"I don't want to be rich," Guidry said yesterday, still at 27 the boy who helped his father build their house in Lafayette, La. "I want to be comfortable. A good home, not grand."

Guidry's rise has been greeted with reserve and disbelief. "Hey, kid," teases catcher Thurman Munson, uttering the words in every mind, "how come you throw so hard ."

The reason is too simple for credibility. Guidry has more muscles in his broad-shouldered 5-foot-11 body than most flabby pitchers will ever dream of. Guidry is all athlete.

The first time he picked up a baseball at age 8, "I threw a seed," Guidry said with a chuckle.

Whether Guidry is running the 100-yard dash in 9.7 seconds, which he did in high school, or playing tackle football without pads, he has a native knack for fluidity, leverage and total, fearless effort.

"Sometimes I dream that I cut one loose and I see my whole arm flying off." Guidry said, "and then they're coming for me with a stretcher.

"Anyone who has seen him pitch is familiar with that allusion. Guidry throws only two pitches - a sailing exploding fast ball and a darting slider - and both arrive at full force and under uncanny control.

"I'm working a change-up," Guidry said, "but so far I've only gotten it down to 86 miles per hour. That isn't enough contrast."

Many pitchers will never throw an 86-mph fast ball.

"Speed is natural to me." said Guidry, who came from a high school with no baseball team and never pitched more than 101 innings in any year until last season.

"When I run, it's pleasure, not work. When I throw, my fluid is so nice and easy. I don't have to rely on a fast delivery. When you're nice and easy,everything falls into place." And you throw seeds.

In all things, Guidry is nice and easy. No star player is so invisible on his own team, whether loping across the outfield or lounging in the dugout.

A becoming fatalism hangs about Guidry. Two years ago - ordered back to the minors - he packed his stuff and skipped the Yankee team, heading back home on Rte. 80 South toward Lafayette. No one in New York cared if he ever came back.
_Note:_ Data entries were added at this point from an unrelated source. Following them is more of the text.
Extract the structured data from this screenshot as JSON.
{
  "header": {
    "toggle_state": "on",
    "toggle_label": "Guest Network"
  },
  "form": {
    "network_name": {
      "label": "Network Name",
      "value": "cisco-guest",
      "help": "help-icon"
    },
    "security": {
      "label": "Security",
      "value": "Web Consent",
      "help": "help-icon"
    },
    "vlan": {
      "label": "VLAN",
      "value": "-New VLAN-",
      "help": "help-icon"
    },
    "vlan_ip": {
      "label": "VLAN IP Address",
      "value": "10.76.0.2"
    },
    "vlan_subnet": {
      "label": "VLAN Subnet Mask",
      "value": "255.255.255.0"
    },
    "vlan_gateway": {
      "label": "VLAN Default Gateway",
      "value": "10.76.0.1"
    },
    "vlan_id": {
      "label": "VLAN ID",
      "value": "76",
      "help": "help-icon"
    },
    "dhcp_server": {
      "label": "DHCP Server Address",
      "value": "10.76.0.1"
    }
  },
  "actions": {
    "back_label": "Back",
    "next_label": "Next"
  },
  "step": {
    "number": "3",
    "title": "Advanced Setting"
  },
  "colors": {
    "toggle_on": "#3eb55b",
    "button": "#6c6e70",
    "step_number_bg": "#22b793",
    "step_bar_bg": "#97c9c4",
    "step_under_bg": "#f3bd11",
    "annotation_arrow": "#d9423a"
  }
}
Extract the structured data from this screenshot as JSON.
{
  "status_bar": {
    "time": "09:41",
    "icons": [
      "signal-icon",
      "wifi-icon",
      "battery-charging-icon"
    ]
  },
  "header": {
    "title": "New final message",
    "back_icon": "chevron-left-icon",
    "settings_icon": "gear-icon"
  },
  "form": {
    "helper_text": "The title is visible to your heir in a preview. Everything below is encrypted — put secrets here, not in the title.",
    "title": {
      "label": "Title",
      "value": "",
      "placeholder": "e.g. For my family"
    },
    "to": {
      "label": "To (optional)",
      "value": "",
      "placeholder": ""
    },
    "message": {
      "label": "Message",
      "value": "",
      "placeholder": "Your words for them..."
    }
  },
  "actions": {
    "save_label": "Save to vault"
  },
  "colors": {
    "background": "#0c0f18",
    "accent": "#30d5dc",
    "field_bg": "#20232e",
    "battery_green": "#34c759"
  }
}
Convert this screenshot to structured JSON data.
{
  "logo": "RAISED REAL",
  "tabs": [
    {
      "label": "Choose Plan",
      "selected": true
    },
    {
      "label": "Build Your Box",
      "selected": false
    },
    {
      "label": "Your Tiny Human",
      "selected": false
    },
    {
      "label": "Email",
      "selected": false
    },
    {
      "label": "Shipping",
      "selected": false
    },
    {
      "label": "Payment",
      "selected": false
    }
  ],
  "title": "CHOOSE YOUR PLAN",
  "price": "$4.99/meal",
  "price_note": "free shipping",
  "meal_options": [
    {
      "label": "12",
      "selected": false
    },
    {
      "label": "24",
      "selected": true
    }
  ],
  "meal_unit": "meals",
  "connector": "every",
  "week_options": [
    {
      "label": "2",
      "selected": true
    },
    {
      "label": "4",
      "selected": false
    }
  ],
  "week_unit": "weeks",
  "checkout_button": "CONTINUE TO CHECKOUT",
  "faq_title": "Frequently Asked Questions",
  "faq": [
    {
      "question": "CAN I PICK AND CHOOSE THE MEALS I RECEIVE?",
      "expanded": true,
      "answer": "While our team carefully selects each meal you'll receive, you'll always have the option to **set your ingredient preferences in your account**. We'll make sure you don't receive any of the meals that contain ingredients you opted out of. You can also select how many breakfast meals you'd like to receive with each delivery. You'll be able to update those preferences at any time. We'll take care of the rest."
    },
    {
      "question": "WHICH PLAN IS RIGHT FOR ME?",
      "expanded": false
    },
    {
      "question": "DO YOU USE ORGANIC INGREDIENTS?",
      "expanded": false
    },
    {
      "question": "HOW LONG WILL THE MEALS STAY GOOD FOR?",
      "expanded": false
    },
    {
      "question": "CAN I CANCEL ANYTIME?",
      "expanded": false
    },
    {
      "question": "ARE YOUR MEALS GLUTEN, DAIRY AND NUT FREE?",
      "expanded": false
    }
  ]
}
His minor league record, five seasons worth, was 19-21.

But Guidry's wife Bonnie - after 100 miles of silence - said, "Don't do something you'll regret the rest of your life."

"If you can take Syracuse again," Guidry said to his wife, "I'll give it one more try." Now, in his days of ascendency, Guidry blends that knowledge of having been a washed-up bush leaguer at age 25 with a bedrock athletic confidence that he has never lost.

Of his 18-strikeout effort against the California Angel, Guidry says, "It might never happen again. At least I can say I experienced it . . . It's just physical proof that what I did last year is no joke.

"You know, in two weeks people can forget who you are."

That knowledge haunts other athletes. Guidry - now that he has "proved I could do what I always said I could, if they gave me a chance" - seems unshakable in the face of any possible baseball future.

Guidry would rather talk about the old days in Lafayette than any current hoopla. "Frankly," he said, "I've never liked any big town, and I never will. They say New York is the best place to play, so . . .

So what's the difference? Baltimore would be 10 times too big for Guidry. He likes to talk about American Legion in Lafayette, the time he ran down one of his own teammates on the bases, and slid between the other runner's legs across home plate.

"I was one of three outfielders who were so fast that we'd all talk between pitches. Then one of us would yell. 'There's a fly ball. Go get it."

And, at least in his secure, nurturing version of his own youth, he always would.

Among the conspicous Yankees, only Guidry, and perhaps Graig Nettles and Chris Chambliss, have maintained a humorous, happy speech. None covets credit.

"I don't worry about anything. Nothing has changed me . . . I make more money than Jimmy Carter, but less than Billy," Guidry said, a smile showing through under his wispy mustache.

"The only thing I worry about on the mound is line drives," he said, continuing his grin. "I just want to pitch respectable the whole time I'm out there."

What about the glamor of New York City, the turmoil of the Yankees, the pressure of pennant races?

"I don't really notice it too much," Guidry stands fill up. "That's just the sort of person I've alway been.